Giant slalom skis are stiffer than slalom skis. They are also longer with a long sidecut radius. GS skis will be used mainly on hard-packed snow at high speed, as they offer lots of stability and hold an edge very well. If you are not a racer, you will find that race skis are not very forgiving and hard work.

8. Freestyle Skis

Freestyle skis are used by skiers that like to spend time in the park. These skis are very soft and forgiving to make landings as easy as possible. They take their characteristics from freestyle snowboards, as they are usually twin tip.

This means they are symmetrical with turned-up tips and tails, making it easier to land switch (backward). Some freestyle skis can be used as all-mountain skis, but some don’t work well outside of the park at all.

9. Telemark Skis

Telemark skiers are a rare bunch, probably because this is a physically challenging discipline of skiing. To turn, a telemarker slides one ski forward, bending deeply at the knees and arching both skis into the turn.

This is made possible by the hinged bindings. If you want to give this a go, it is best to start out with a set of forgiving skis that turn easily. Most telemarkers will use free ride skis with telemark bindings.

10. Cross-country skis

Cross-country skis are incredibly light and narrow. This design is to make it as easy as possible to push yourself along on varied terrain. Cross-country bindings are hinged to allow you to lift your heel, so you can to stride forwards.

These take some getting used to as a beginner, as they are so thin.
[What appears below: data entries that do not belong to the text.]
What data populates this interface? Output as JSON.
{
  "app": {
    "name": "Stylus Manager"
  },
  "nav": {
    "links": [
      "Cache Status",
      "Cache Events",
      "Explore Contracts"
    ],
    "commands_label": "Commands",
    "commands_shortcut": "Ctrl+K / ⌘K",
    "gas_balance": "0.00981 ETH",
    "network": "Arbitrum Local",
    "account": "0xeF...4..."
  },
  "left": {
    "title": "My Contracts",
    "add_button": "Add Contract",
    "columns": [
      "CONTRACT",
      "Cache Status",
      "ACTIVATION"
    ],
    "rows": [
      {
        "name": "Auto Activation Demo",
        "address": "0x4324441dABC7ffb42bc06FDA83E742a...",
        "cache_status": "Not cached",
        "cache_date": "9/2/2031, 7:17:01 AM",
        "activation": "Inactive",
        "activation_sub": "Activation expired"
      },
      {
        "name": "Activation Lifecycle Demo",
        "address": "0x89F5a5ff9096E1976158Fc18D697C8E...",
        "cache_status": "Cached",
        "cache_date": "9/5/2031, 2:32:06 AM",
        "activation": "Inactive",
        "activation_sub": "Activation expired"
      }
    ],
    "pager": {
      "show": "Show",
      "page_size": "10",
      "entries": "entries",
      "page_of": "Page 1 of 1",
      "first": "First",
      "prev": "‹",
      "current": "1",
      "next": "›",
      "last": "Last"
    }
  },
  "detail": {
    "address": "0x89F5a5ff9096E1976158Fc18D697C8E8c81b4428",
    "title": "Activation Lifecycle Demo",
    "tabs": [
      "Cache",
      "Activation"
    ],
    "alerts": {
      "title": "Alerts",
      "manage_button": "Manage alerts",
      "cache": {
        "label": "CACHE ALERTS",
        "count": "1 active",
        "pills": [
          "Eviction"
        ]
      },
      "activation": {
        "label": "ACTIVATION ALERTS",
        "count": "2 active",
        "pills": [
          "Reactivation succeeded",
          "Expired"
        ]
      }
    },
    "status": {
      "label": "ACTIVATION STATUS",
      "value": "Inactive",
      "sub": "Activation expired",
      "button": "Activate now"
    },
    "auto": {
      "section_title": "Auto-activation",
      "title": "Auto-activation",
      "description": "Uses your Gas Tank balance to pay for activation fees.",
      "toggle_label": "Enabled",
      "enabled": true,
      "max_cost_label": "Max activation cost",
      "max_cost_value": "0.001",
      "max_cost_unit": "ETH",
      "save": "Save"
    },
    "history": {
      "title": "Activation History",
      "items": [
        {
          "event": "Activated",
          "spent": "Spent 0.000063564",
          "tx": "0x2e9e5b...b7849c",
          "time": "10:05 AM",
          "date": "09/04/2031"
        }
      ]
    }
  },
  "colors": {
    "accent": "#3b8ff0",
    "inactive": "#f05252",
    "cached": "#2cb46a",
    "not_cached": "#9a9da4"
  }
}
But they give you a great workout and allow you to see the mountains in a whole new way.

Other Gear

Skis are obviously one of the biggest components to having a ton of fun in the snow, however you also shouldn’t forget the rest of your gear.

Things like helmets, goggles, and skiing poles are also things you should be keeping in mind.


There are exceptions to every rule, and the lines between some types are blurred by some manufacturers and models.

However, this list of the different kinds of skis will give you a good start in finding the right pair for you.